[Opening MATERIAL FOR THIS TASK section]

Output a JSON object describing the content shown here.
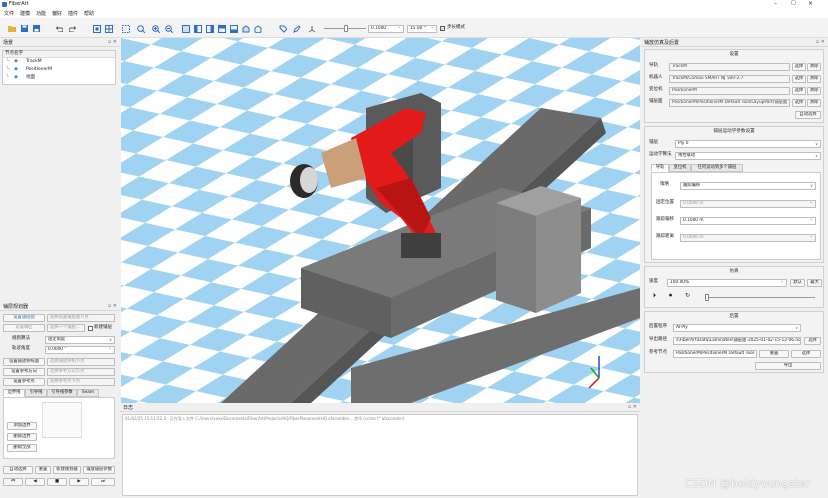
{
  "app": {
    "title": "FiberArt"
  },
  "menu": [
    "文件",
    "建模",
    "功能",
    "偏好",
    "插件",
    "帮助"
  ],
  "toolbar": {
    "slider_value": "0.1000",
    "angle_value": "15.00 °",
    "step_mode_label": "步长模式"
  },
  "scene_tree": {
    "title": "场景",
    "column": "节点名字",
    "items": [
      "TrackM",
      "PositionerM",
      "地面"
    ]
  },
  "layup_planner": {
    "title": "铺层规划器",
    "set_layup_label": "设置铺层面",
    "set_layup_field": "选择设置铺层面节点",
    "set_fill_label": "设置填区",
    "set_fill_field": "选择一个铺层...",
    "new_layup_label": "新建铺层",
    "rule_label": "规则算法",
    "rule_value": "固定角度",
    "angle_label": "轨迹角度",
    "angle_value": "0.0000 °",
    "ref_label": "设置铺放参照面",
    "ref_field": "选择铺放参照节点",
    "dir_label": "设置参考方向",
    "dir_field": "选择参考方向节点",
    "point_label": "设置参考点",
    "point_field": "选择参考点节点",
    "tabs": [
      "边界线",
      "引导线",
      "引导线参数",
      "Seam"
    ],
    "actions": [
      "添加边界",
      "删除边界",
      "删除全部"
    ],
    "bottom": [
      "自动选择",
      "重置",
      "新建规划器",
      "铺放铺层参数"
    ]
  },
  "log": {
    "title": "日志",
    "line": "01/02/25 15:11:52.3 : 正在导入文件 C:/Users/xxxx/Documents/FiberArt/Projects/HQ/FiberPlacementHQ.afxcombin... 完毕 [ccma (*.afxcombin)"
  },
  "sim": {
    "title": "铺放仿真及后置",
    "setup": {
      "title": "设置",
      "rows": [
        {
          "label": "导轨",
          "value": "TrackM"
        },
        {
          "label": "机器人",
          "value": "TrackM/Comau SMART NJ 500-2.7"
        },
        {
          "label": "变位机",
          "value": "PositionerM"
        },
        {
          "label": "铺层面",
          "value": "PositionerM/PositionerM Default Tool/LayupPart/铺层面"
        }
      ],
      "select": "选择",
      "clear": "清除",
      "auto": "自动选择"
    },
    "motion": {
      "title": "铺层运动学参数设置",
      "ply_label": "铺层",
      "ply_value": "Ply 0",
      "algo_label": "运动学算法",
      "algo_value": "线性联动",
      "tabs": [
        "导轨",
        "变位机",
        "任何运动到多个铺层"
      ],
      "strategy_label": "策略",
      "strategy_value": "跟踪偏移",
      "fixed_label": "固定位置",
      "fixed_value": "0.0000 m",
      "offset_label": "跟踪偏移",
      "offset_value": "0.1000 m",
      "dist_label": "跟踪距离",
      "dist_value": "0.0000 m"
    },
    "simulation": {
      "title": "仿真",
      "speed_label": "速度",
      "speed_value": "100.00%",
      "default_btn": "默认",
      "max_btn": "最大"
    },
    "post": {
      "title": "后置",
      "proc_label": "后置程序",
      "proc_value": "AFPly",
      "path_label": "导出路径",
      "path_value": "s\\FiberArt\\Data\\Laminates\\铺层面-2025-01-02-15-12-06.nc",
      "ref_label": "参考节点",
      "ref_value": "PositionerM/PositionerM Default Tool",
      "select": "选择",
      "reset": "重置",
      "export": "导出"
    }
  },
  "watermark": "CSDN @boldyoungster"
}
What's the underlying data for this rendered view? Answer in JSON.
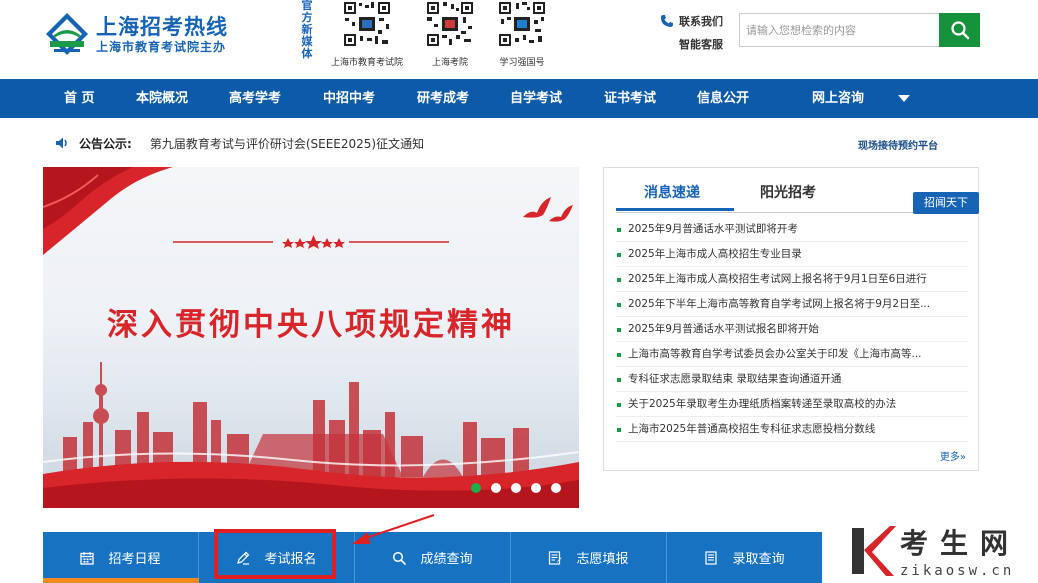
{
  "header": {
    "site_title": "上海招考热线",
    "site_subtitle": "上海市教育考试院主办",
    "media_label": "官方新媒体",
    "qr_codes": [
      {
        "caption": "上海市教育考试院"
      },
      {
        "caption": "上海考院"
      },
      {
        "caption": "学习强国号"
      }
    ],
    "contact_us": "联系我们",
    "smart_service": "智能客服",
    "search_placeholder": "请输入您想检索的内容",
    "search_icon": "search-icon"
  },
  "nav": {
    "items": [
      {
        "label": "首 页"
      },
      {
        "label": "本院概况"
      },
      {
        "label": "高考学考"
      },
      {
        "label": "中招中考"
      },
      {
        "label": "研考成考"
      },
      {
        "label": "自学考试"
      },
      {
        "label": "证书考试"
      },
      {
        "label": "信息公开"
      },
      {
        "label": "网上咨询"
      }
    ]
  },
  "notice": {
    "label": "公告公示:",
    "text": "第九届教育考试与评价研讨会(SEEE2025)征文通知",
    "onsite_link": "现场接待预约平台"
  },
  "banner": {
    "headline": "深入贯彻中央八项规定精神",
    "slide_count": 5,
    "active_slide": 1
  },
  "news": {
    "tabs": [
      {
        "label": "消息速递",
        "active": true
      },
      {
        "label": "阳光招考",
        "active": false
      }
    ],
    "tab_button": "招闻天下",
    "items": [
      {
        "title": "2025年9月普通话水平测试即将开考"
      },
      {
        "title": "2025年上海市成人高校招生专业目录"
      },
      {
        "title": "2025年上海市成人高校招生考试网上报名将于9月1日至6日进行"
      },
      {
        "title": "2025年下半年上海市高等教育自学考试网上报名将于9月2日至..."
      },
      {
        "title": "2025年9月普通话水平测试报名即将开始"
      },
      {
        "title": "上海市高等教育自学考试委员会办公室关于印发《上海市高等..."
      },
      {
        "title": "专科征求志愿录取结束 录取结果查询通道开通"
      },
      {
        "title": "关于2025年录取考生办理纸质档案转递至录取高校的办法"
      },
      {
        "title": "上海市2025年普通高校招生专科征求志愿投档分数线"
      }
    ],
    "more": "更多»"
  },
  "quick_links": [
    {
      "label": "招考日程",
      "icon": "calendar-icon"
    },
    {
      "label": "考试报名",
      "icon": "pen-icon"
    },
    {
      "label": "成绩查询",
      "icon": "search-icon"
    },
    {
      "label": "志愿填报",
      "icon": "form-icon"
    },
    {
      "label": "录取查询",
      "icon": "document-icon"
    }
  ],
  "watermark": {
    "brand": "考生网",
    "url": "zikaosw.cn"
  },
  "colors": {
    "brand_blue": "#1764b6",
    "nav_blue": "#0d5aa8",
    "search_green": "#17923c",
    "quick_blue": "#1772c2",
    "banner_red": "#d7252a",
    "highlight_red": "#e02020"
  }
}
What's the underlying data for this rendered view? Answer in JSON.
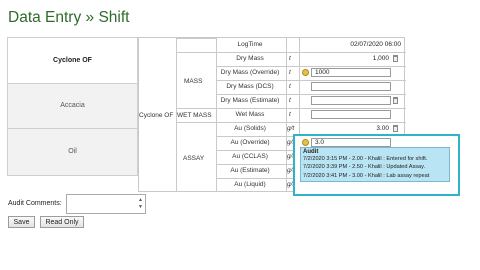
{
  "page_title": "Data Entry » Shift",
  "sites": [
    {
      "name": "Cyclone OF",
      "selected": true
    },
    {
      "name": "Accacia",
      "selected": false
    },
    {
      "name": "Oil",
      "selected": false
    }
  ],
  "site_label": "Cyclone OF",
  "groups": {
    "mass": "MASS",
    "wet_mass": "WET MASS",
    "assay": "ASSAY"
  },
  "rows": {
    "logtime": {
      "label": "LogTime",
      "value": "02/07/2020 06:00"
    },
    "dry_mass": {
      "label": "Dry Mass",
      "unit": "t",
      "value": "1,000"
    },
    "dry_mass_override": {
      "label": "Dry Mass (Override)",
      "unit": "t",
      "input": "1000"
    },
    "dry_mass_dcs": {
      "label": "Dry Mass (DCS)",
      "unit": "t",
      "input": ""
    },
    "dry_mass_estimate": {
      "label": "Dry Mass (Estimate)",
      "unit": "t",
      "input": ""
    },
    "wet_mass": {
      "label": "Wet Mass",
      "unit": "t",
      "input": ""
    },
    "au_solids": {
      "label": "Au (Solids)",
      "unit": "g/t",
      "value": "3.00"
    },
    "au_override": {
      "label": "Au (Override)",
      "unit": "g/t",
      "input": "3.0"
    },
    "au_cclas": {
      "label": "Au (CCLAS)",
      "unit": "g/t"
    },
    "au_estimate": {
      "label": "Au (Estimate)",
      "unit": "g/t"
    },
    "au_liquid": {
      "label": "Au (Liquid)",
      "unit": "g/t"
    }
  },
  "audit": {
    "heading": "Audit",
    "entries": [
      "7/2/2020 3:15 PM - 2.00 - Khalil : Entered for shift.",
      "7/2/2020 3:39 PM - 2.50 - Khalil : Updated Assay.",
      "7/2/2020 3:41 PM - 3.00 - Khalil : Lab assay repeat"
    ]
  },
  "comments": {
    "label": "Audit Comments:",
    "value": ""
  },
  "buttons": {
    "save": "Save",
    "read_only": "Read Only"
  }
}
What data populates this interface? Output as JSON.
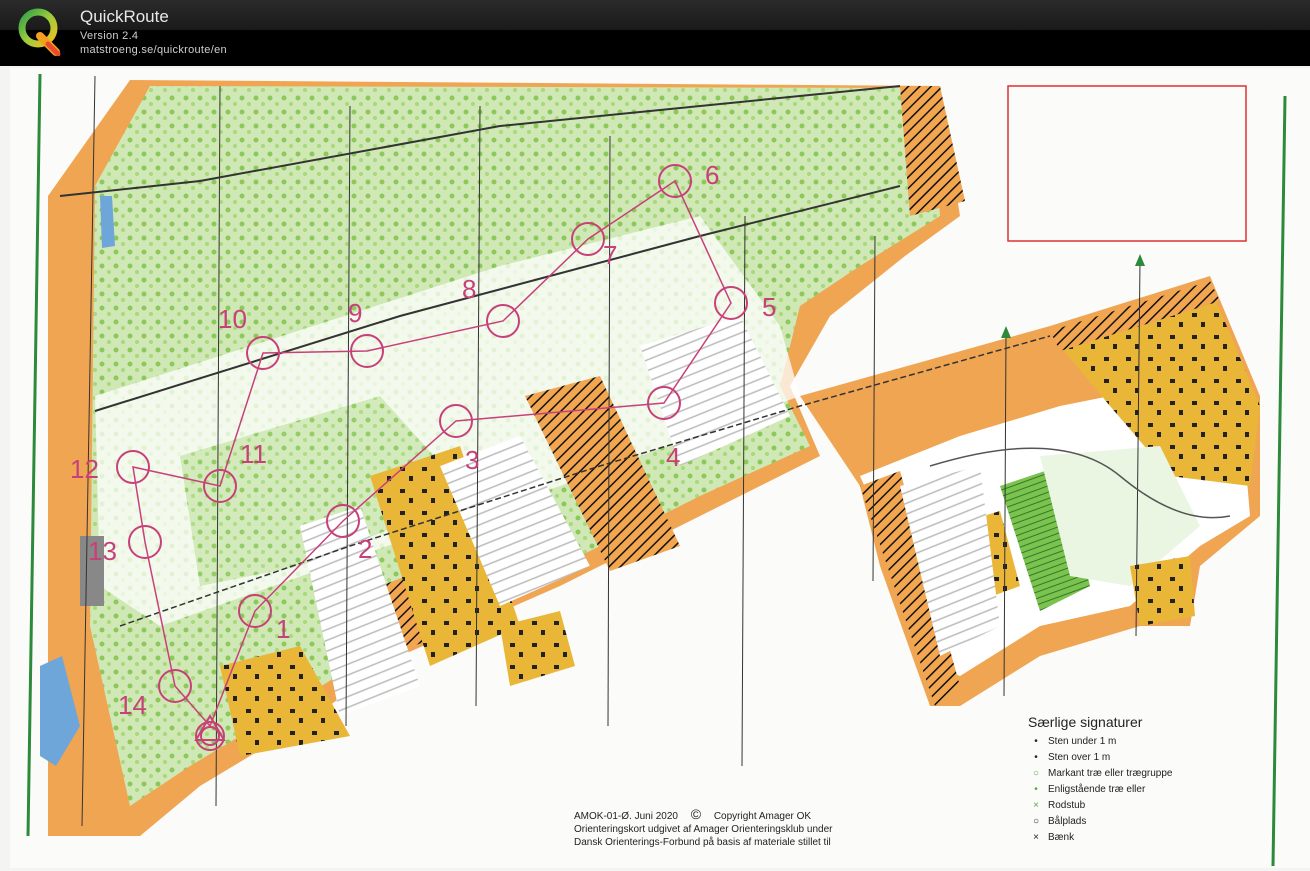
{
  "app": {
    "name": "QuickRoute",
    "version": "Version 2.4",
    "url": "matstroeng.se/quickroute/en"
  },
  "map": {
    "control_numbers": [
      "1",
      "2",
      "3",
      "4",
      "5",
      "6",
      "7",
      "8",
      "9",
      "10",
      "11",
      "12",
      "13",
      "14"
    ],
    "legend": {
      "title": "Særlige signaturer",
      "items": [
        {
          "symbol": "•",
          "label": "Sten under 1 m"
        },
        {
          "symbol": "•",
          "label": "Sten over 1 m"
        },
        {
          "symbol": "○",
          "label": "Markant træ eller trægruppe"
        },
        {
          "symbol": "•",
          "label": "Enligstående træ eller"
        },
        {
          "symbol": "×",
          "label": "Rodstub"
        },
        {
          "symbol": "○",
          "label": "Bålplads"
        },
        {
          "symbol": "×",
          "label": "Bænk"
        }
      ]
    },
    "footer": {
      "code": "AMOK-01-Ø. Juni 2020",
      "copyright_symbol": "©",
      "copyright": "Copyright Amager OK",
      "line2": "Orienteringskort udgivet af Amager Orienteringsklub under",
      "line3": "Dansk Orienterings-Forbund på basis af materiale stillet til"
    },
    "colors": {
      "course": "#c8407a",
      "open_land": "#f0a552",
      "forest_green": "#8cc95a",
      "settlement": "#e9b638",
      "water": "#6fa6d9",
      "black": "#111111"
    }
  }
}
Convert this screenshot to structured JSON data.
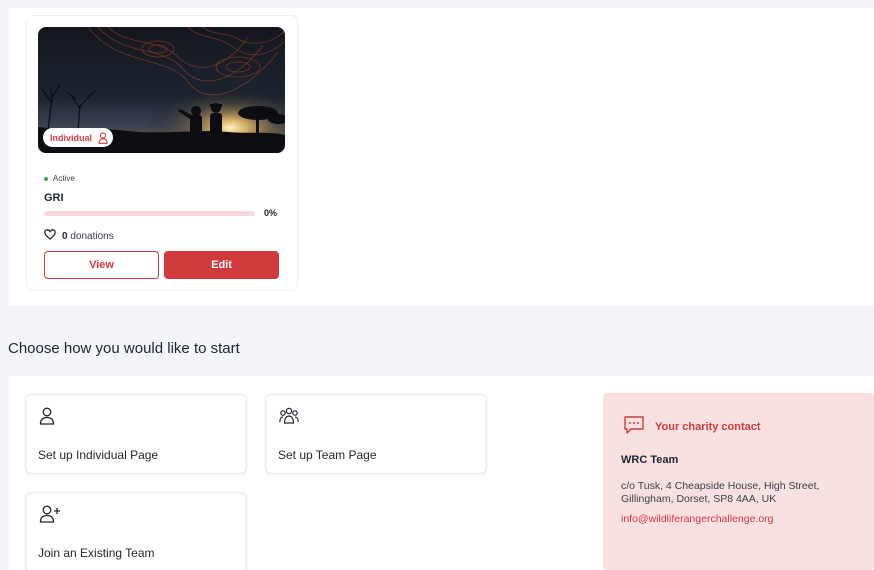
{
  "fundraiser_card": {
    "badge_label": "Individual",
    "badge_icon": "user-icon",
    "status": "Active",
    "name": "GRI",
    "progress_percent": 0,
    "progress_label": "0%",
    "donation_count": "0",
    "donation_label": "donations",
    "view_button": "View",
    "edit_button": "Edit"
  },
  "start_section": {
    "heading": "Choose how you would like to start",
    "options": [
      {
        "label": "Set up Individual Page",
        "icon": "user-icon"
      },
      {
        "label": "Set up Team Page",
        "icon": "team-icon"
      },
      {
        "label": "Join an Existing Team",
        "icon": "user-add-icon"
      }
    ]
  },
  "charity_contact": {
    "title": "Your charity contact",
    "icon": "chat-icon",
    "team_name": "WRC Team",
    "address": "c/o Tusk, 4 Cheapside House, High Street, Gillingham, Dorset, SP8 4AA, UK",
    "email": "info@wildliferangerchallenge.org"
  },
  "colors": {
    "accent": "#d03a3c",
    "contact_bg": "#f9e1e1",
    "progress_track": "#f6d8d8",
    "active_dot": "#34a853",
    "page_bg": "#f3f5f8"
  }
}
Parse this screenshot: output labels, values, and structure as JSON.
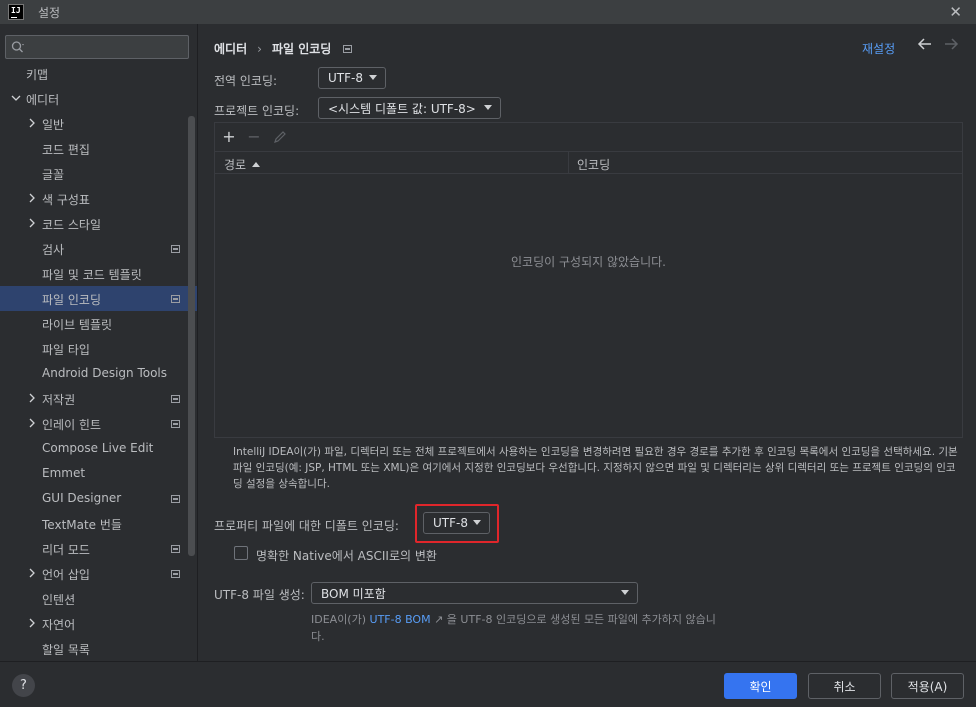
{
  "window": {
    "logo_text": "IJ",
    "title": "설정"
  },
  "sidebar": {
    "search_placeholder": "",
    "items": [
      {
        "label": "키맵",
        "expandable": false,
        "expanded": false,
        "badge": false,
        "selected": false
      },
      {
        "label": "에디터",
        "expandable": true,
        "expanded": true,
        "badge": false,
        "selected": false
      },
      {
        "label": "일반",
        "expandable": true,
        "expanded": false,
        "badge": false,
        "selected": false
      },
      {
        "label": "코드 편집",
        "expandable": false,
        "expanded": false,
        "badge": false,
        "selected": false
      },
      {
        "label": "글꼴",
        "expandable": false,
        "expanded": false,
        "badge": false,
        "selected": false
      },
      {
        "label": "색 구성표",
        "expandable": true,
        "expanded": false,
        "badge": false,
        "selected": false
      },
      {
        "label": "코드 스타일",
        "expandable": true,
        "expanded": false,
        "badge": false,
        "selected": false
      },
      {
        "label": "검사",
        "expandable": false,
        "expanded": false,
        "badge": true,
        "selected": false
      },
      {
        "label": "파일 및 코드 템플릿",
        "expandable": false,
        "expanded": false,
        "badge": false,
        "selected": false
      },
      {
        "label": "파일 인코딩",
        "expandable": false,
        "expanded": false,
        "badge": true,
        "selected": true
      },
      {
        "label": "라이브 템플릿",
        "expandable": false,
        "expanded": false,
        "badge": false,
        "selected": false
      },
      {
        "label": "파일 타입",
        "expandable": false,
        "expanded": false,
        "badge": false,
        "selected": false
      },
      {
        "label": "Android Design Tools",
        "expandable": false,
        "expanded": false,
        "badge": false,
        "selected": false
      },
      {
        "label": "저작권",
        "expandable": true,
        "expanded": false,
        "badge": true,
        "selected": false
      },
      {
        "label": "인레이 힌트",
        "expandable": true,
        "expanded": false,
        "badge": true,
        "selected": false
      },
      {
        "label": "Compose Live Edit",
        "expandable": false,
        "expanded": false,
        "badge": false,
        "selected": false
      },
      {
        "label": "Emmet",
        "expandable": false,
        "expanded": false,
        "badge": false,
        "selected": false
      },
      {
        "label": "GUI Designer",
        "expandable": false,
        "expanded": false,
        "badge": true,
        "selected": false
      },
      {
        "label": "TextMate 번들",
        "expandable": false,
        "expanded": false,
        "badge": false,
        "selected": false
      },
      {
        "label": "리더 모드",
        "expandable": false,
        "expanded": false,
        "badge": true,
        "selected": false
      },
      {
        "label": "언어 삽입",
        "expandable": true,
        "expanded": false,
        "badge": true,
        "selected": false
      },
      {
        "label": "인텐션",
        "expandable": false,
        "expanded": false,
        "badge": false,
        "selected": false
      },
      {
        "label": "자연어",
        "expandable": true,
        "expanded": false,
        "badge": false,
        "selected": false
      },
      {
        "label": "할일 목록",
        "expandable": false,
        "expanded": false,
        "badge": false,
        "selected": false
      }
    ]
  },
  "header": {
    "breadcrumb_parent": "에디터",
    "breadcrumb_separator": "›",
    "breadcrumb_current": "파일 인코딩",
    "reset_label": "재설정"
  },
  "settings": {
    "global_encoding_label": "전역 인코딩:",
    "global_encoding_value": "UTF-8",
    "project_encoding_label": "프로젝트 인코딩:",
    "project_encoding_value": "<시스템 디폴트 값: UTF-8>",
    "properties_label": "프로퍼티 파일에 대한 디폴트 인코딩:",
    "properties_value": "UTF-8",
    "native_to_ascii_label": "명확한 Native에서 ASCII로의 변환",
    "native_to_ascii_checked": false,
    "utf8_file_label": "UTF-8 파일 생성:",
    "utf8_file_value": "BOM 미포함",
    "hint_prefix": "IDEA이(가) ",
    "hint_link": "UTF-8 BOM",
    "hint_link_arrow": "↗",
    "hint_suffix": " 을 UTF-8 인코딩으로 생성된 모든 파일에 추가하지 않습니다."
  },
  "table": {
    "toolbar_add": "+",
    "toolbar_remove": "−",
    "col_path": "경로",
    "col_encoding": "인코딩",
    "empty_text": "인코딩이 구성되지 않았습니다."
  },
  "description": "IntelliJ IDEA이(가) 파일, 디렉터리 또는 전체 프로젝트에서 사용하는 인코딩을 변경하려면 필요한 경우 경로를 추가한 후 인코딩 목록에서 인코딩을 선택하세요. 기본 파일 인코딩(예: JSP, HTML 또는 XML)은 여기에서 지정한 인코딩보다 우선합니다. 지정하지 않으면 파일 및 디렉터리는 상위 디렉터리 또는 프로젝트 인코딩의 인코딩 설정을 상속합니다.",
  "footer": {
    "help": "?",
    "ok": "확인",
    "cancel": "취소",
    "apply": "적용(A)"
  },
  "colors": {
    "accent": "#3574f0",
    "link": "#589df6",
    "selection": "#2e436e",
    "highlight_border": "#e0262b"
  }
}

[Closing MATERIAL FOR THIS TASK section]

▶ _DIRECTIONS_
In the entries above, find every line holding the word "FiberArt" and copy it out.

▶ _EXERCISE OUTPUT_
    "title": "FiberArt"
    "line": "01/02/25 15:11:52.3 : 正在导入文件 C:/Users/xxxx/Documents/FiberArt/Projects/HQ/FiberPlacementHQ.afxcombin... 完毕 [ccma (*.afxcombin)"
      "path_value": "s\\FiberArt\\Data\\Laminates\\铺层面-2025-01-02-15-12-06.nc",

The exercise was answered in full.